At the peak of his car collecting days, Maxwell served for 16 years on the regional board of directors of the Antique Car Collectors of Canton. Maxwell also has the world’s largest collection of Sinclair Oil products and memorabilia, which was featured earlier this year in an international collection magazine. From old gas and oilcans to large advertising signs to refurbished gasoline pumps, Maxwell’s collection is clearly one-of-a-kind. He has gathered items from many states and even other countries.
That extensive collection stems from his life’s work.
Maxwell worked 36 years for Holmes Oil, which originally distributed Sinclair products. He started as a truck driver, but after six years, he and Maynard Hummel became co-owners of the business. Maxwell sold his half interest in the business after 30 years.

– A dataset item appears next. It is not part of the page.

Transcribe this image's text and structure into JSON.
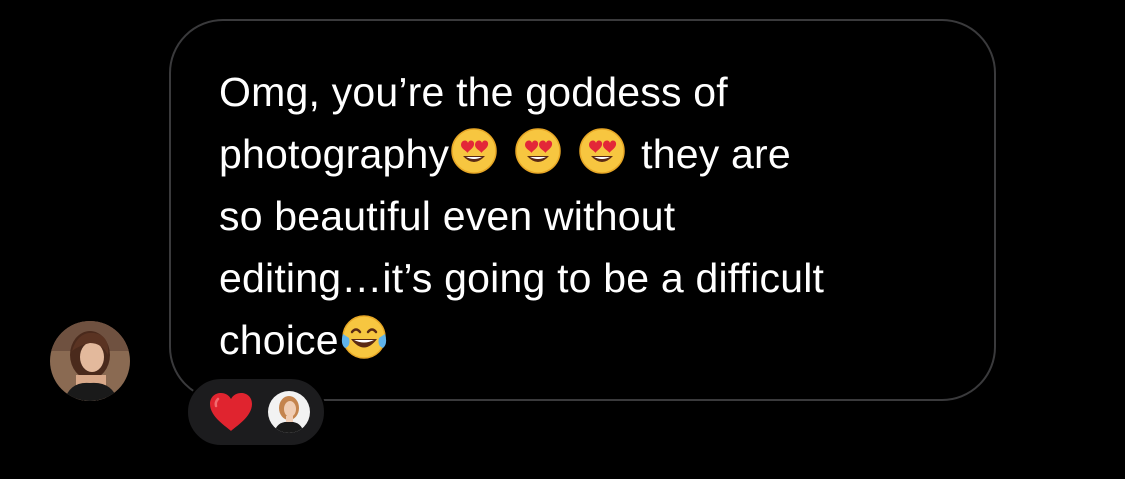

“I have had an unbelievable life,” Maxwell readily shared. He credits two women for those experiences, his wife and his late mother, Edna Weaver Maxwell.
“I owe a lot to others, especially my wife,” he said. “She’s just been amazing.” He said Lorene has been an incredible help to him in his many times of need. Maxwell said he recognizes his physical limits and takes the time to rest so he can continue to keep his busy pace.
“I want to do everything I possibly can,” Maxwell said. “Life is still worth living, and it’s too short to be negative.”
This article appeared in the July 2, 2012 edition of the Bargain Hunter, Millersburg, OH.
© Bruce Stambaugh 2012